It may seem like you have to fill it out, but you actually don’t. Enter “N/A” or “Flexible” in that field if it’s a required field. If it forces you to enter a numeric value, enter “0” or “1” and don’t worry, your employer probably won’t think you’re ready to work for free.

If there is an appropriate text field elsewhere on the application where you can add narrative notes, try this: “Note: I entered $0 on the salary question, however, I want to clarify I am flexible if we determine there is a mutual fit.”

Email:

Provide a polite note expressing your interest in discussing compensation further once you have a better understanding of the position and its responsibilities.

“I’m excited about the opportunity to explore this role further and discuss compensation once I have a clearer understanding of the expectations and responsibilities involved.”
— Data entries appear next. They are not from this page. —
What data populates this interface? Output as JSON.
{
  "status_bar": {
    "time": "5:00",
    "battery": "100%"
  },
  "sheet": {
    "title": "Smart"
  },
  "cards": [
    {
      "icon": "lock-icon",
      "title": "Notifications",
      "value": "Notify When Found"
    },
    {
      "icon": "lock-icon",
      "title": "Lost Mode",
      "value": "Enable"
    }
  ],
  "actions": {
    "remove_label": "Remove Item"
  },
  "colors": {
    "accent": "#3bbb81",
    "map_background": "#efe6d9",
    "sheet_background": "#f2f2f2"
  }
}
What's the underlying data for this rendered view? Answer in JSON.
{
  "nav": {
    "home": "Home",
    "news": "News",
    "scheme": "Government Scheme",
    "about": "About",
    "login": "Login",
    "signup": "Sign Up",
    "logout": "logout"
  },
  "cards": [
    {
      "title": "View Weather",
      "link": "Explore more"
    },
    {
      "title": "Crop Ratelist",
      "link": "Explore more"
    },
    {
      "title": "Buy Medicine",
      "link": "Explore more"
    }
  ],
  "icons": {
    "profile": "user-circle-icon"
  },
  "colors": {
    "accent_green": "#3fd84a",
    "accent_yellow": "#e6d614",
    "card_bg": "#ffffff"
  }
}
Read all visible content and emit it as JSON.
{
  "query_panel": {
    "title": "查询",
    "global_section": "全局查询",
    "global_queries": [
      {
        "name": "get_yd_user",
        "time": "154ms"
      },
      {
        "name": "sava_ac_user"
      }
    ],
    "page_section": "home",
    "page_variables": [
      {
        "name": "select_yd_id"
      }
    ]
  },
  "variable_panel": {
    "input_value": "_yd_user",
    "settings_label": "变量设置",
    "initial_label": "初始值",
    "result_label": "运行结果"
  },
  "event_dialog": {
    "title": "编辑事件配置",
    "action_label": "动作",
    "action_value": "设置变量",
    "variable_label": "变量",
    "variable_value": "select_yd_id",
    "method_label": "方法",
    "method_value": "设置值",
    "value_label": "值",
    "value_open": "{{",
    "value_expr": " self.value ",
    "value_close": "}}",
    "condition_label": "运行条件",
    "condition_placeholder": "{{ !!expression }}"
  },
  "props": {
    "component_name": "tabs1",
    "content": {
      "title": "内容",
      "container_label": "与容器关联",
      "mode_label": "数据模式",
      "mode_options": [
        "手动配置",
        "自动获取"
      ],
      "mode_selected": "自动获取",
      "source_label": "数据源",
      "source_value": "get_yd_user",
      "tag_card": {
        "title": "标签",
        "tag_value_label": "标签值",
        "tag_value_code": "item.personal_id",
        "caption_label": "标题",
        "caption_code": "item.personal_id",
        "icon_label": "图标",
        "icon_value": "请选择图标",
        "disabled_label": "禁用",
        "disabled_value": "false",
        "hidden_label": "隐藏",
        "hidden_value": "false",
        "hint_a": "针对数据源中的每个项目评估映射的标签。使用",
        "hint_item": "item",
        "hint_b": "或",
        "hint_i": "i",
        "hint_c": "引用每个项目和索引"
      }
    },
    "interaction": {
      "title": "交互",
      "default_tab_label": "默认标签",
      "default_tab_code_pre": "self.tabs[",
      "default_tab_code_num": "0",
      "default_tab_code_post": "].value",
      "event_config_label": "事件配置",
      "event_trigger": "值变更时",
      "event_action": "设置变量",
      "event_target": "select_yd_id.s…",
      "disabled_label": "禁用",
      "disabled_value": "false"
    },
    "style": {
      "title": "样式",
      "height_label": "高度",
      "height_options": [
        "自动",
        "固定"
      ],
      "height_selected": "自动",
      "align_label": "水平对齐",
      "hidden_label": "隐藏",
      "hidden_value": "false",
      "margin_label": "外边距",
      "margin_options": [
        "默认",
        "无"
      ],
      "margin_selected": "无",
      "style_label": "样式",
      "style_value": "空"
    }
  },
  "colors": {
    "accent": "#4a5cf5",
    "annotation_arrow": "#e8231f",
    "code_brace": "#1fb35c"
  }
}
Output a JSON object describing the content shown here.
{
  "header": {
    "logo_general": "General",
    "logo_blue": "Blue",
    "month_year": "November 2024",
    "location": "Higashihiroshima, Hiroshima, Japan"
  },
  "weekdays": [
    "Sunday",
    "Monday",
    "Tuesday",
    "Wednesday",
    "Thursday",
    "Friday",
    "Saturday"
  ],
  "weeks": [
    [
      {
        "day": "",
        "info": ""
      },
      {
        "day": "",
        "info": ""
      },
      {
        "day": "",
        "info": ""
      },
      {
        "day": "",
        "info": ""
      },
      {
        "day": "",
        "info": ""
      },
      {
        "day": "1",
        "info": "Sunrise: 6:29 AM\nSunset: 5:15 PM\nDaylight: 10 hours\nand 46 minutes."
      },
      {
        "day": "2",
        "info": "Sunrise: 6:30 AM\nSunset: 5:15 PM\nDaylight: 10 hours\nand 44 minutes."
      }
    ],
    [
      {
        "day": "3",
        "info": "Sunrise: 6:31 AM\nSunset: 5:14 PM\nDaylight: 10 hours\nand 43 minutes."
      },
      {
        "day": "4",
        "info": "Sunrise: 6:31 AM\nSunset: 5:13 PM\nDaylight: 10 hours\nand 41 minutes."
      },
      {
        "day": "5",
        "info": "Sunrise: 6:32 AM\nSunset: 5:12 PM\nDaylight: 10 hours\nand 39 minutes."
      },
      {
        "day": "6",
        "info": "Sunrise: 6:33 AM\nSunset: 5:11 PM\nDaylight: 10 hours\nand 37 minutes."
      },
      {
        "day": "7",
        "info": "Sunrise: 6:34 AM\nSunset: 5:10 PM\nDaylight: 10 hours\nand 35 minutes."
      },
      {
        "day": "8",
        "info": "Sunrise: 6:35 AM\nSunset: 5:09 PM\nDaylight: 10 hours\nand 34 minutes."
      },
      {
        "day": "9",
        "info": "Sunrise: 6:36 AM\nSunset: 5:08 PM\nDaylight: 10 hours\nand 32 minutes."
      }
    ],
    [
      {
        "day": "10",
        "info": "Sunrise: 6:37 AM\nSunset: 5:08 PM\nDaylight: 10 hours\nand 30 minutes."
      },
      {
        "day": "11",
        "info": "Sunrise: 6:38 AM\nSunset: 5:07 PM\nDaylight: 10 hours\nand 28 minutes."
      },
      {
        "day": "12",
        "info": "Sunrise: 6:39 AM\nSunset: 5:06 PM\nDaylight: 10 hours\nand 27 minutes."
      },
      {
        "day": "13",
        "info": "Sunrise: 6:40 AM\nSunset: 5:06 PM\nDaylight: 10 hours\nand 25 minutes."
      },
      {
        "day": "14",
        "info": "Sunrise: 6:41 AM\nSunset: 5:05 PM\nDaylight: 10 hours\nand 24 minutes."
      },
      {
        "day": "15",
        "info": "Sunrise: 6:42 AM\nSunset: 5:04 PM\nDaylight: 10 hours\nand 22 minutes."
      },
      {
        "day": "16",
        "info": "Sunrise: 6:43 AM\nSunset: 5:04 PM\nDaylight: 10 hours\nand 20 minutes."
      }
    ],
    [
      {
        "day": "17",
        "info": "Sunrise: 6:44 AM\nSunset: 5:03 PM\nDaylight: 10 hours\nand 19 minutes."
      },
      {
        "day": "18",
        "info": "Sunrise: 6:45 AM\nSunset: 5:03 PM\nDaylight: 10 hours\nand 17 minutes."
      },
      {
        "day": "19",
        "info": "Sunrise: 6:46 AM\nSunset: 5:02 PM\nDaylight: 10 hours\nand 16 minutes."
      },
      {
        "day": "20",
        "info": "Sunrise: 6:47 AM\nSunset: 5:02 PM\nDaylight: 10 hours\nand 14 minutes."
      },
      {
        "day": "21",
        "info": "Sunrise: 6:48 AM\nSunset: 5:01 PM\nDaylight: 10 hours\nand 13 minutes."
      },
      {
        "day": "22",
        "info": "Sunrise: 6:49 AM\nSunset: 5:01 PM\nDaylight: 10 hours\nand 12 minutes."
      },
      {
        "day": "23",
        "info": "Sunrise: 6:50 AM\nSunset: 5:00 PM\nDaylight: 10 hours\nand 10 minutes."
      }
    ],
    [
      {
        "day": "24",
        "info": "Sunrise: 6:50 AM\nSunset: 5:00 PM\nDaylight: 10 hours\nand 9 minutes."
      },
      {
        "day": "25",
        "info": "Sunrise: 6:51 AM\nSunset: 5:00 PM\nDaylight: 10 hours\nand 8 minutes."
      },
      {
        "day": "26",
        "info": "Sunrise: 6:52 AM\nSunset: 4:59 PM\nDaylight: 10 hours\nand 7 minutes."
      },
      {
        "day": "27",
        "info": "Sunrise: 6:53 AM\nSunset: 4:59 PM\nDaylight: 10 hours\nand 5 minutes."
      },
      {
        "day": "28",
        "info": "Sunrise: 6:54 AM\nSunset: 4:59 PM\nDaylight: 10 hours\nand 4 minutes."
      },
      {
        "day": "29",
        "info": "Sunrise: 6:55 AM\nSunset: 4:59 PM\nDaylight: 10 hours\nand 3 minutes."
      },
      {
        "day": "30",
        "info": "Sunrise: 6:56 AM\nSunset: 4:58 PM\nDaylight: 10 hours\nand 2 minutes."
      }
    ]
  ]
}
During an interview:

Redirect the conversation towards your experience and research of similar roles to establish a salary range.

“I’m looking for a role that pays me fairly in the market. What’s the budget for this role?”

“I’d love to learn more about this opportunity and see if it’s a good fit before we discuss salary.”

“In terms of salary, I’m actually flexible if it’s market value and a good fit, I’d be happy with that.”

“Based on my experience and research of positions with similar levels of responsibility and scope, I am seeking a competitive salary range in line with industry standards.”

“Before discussing any salary, I’d really like to learn more about what this role entails. I’ve done a lot of research on (Company name) and I am certain if it’s the right fit, we’ll be able to agree on a number that’s fair and competitive to both parties.”

Salary History

If you get a question about your previous or current salary, do not disclose it.

“I’d love to learn more about this opportunity and see if it’s a good fit before we discuss salary.”

Dealing with persistence:

If pressed repeatedly for your salary history, emphasize that your previous salary was below market value and highlight your desired salary range based on your qualifications and the position’s requirements.

Give a researched salary range with the lowest point of that range being a salary offer you’d still be willing to accept. Give an uneven range to demonstrate you’ve done your research, such as $87,000 to $103,000 rather than $85,000 to $100,000.

“I’d prefer not to disclose my salary history as it was below market value. However, based on my skills, experience, and the responsibilities of this role, I am looking for a salary range of [insert range]. However, I’m open to discussing the overall compensation package, including benefits and opportunities for growth.”

“Based on my experience and research, I see other competitors paying somewhere around [insert range – be prepared and make it slightly higher to much higher than what you want]. Does that align with your budget?”

“Based on my research and considering the specific responsibilities involved, I believe a competitive salary range of [insert range] would be a fitting starting point. Is this what your research indicates?”

Do Your Homework to Know Your Value

You need to know your market value before you share any salary information or enter a negotiation, but this isn’t always easy.

There are online salary calculations that can help give you a range, you should try more than one to get an accurate result.

Other resources to gather additional salary data: professional associations’ salary studies, networking with professionals in your industry (ensure white men are in the group or the range may be at the lower level), seek insights from individuals familiar with the role (people who will be your future reference).

By employing these strategies and emphasizing your value proposition, you can navigate the salary discussion with confidence and negotiate a fair compensation package that aligns with your true worth. Remember, it’s your skills, qualifications, and contributions that should drive your salary, not your past earnings. If you need help negotiating your offer, I’m here for you.